MALAGA, Spain, January 25, 2005 – All year long – during any given week – visitors can enjoy flamenco in cities and towns throughout Andalusia. In tablaos, peñas and theatres, this region of southern Spain hosts a non-stop fiesta devoted to the region’s signature dance form.

Nowhere is the stamping of tacones, the clapping of hands and the chording compas of the guitarra more in evidence than in the “cradle of flamenco,” Jerez de la Frontera. Andalusia’s flamenco season kicks off February 24 with the 10th Festival of Jerez featuring such renowned flamenco greats as Manuela del Carrasco (2/25), Merche Esmeralda (2/27), Sara Baras (3/03), Los Farrucos (3/05), Antonio el Pipa Company (3/08) and Pedro Cierra (3/10). Closing this two-week extravaganza on March 11 will be the legendary Fosforito. This year the festival – one of the world’s most important – is presenting an expanded program of 49 flamenco performances and guitar concerts and 36 flamenco courses as well as exhibitions and lectures.

Opening the festival on February 24 will be native son and flamenco dancer Joaquín Grilo with the premiere of his show “A Solas.” During the 16 days of the festival (three more than last year) aficionados will be able to enjoy two other premieres as Carmen Cortés debuts “La puerta del silencio” (The Door of Silence) (3/04) and Aída Gómez presents her “Carmen” (3/09). The Villamarta Theatre, a carefully restored architectural jewel from the 1920s in the old quarter of Jerez, will host many performances. Other shows and guitar concerts will take place at Los Apóstoles Inn, La Campañía music hall and the Villavicencio Palace. The Guadalcacín Theatre will host two series: “De la frontera” (“From the border”) and “Los Novísimos” (“The Very New Ones”).

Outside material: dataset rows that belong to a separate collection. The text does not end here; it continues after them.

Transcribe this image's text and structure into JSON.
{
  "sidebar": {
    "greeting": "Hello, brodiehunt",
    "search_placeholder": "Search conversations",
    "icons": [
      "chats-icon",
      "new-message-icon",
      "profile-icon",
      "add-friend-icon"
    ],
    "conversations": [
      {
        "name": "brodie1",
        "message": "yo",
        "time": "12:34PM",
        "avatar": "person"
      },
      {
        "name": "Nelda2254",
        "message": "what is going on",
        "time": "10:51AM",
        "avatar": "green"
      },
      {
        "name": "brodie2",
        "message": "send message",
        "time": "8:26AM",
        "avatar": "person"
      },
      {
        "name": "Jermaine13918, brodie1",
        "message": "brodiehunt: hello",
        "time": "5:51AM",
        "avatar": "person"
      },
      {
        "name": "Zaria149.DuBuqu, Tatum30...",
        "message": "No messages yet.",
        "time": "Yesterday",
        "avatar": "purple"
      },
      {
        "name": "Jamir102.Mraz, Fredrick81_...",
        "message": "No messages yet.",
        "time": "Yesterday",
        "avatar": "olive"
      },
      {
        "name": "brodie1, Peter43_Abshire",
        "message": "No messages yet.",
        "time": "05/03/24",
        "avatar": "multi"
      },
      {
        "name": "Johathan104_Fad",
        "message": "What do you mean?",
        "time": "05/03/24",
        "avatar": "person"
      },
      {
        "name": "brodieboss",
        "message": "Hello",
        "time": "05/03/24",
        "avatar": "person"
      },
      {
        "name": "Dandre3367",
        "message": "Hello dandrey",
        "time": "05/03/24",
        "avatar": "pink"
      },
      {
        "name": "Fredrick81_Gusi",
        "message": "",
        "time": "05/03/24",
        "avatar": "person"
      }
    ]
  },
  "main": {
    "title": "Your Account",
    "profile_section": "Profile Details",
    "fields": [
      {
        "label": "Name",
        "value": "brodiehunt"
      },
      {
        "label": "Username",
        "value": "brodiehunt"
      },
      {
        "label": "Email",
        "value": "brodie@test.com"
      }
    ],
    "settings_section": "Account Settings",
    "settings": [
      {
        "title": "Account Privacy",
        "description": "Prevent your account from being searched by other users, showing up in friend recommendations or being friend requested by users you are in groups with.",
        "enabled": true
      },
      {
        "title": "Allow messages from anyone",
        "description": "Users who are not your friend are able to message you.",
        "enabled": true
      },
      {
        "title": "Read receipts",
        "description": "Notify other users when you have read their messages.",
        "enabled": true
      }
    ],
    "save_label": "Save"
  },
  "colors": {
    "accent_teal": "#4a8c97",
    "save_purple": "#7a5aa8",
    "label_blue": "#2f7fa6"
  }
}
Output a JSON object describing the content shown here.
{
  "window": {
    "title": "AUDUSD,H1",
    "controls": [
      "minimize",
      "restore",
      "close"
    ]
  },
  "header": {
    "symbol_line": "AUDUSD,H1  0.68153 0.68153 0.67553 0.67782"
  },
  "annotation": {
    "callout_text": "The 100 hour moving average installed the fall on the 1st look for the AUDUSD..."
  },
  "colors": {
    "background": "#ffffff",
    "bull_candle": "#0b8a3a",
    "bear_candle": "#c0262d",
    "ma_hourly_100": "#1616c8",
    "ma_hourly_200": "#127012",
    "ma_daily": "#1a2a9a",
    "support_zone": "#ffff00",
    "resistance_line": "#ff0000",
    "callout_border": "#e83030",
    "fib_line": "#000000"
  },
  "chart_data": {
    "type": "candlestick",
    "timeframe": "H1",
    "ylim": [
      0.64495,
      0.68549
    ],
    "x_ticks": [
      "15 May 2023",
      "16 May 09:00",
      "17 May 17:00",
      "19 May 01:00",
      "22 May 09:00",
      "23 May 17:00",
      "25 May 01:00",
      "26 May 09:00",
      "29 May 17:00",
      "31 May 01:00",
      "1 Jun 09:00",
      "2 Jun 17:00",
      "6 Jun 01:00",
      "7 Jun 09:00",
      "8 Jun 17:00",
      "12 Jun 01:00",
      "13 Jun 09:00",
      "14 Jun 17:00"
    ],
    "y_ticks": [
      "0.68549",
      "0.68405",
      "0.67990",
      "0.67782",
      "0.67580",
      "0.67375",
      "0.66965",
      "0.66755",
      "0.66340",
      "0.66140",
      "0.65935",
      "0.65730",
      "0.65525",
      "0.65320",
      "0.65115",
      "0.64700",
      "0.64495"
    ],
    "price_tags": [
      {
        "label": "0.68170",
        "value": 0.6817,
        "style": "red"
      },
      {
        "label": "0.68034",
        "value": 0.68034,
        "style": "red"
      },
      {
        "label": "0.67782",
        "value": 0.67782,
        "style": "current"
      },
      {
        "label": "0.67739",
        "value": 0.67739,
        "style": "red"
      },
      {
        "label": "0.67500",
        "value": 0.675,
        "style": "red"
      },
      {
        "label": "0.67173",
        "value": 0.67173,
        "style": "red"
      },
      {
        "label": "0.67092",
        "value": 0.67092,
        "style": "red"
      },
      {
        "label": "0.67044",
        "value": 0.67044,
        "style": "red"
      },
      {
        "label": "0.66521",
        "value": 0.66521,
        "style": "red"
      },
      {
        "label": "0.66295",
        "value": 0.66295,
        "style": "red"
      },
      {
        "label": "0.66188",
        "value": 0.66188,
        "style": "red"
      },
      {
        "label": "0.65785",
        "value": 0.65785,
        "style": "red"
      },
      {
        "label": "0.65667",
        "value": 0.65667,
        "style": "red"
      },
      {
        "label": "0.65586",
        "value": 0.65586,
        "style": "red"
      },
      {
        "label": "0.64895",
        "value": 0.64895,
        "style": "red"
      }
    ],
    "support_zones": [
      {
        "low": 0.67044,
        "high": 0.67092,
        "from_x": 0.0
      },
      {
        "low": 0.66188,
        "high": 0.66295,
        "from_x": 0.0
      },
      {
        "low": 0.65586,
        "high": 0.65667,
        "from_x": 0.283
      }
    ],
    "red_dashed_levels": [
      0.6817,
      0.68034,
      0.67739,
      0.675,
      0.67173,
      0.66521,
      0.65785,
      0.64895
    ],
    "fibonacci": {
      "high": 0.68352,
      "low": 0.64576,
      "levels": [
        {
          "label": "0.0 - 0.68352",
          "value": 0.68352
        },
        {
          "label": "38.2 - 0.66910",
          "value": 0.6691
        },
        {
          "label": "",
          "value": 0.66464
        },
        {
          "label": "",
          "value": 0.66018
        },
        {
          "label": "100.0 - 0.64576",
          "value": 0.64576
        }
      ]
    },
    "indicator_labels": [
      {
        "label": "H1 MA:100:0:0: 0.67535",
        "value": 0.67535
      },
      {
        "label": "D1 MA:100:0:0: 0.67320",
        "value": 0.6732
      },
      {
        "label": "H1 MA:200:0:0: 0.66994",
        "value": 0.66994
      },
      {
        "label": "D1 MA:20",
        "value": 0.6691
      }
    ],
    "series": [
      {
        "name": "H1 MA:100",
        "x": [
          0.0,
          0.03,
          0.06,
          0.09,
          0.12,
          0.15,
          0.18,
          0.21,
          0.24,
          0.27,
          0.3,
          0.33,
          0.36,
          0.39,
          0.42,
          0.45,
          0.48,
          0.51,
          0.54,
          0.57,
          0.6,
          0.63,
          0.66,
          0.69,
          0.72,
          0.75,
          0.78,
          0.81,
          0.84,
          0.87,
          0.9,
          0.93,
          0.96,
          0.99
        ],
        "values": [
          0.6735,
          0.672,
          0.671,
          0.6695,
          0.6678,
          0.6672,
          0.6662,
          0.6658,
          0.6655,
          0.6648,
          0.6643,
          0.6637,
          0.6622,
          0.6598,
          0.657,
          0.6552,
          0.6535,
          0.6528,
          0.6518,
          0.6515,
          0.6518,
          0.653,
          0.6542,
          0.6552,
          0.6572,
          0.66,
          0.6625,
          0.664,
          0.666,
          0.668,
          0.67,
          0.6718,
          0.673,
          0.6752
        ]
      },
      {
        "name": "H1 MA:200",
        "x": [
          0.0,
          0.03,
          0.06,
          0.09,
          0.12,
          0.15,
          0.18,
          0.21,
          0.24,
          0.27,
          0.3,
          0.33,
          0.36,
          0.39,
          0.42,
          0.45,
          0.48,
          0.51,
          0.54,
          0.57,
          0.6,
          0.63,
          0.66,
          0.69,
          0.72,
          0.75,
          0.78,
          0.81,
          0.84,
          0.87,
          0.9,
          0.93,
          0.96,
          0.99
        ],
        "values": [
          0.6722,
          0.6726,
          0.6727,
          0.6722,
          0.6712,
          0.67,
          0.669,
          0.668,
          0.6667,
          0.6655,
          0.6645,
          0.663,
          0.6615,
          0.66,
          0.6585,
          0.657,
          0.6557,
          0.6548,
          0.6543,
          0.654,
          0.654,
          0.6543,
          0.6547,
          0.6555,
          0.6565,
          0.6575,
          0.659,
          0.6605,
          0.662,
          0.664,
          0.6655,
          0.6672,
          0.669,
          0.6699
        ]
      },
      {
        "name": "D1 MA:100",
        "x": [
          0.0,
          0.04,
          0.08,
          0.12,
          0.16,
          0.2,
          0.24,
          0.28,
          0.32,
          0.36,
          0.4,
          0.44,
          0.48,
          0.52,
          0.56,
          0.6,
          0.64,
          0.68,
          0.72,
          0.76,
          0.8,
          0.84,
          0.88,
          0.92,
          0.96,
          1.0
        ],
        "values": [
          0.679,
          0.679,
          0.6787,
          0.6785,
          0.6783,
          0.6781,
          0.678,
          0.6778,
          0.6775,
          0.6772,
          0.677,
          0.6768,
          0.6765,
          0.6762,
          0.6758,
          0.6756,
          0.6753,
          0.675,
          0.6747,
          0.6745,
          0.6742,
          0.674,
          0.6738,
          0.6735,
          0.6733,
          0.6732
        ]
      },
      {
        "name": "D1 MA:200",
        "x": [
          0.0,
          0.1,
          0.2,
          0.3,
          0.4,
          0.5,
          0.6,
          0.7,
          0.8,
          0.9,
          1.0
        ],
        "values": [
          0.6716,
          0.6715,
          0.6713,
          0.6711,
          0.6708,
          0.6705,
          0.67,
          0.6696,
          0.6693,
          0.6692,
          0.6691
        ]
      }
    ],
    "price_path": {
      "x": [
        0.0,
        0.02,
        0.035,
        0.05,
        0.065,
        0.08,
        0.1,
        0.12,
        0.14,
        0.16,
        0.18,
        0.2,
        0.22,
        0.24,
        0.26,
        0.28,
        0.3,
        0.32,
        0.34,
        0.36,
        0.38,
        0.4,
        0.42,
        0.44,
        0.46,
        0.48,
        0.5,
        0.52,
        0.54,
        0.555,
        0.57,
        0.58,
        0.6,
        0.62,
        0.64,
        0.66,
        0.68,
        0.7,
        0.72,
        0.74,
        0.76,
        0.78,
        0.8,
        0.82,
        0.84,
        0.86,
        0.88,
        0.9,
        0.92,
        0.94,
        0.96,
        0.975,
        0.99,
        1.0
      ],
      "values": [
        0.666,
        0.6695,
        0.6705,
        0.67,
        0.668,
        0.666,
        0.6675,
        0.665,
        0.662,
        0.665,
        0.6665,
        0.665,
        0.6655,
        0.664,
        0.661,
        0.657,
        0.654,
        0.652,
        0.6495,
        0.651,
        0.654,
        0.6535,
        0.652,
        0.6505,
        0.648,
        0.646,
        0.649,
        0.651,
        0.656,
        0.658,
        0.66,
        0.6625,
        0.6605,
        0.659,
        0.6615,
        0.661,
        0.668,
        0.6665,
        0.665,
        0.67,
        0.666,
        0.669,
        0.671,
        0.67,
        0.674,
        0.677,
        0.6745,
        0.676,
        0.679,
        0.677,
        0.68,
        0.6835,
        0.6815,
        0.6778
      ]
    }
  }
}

“We want to show flamenco fans all the new directions and trends in flamenco,” said festival director Francisco López. “Our goal is to gather everything that has taken place in flamenco from the 1960s to the 1980’s without, of course, forgetting the contributions of the current generation,” he explained.

One of the most popular institutions at the Jerez Festival is the flamenco dancing “university.” This year there are 900 places for 36 courses of various levels all taught by flamenco masters (several of whom will perform in New York and Washington during Flamenco Festival 2006) such as Merche Esmeralda and Antonio el Pipa and others like Manolo Marín, Matilde Coral, María del Mar Moreno, Rafael Campallo and Belén Maya. Responding to growing interest, 18 courses are slated for novices.

For the uninitiated, the art of flamenco exists in cante (song), baile (dance) and guitarra (guitar). The modern day tablao (a flamenco stage with regular shows) evolved from the famous 19th century cafes cantantes, or singing cafes. Peñas are private clubs for local aficionados.

The festival is also an opportunity to celebrate two of the city’s other iconic lures: Andalusian horses and sherry. Jerez is home to the acclaimed equestrian school, the Real Escuela Andaluz de Arte Ecuestre and the capital of Spain’s sherry production so visitors can enjoy displays of superb horsemanship and tastings at local bodegas. The Centro Andaluz de Flamenco in the Palacio de Penmartin gives a good introduction to the art, the Museo de Relojes has one of the largest clock collections in Europe and the 12th century alcázar de Jerez houses a former mosque.

In 2006 flamenco festivals and other related fiestas will take place throughout Andalusia. Last month Malaga announced “Malaga en Flamenco,” an ambitious year-long series of activities. Upcoming festivals include:

June 23-July 9 – Granada International Festival of Music and Dance
· July 1-14 – International Guitar Festival in Cordoba

July-August – Cadiz Flamenco Summer Festival
Mid-July thru August – Flamenco Thursdays in Cadiz
· August – Quadalquivier Festival in Sanlucar de la Barrameda

August – Flamenco Fridays in Jerez de la Frontera
September 13-October 15 – the 14th Biennial de Flamenco in Seville
October – World Fair of Flamenco Seville

The following tour operators are offering packages to Andalucia: Central Holidays www.centralholidays.com/andalucia (866) 521-4180; Spanish Heritage Tours www.shtours.com (800) 456-5050; Sun Holidays www.sunholidaytours.com (800) 422-8000 and Trafalgar Tours www.trafalgar.com (800) 854-0103.

Tickets for performances start at 12 euros and courses cost about $360.

For further information go to www.festivaldejerez.es

. For information about flamenco courses go to call 011-34-956-327-100. And for more information about the region of Andalusia contact: the Tourist Office of Spain at 212-265-8822 or www.spain.info or go to www.andalucia.org.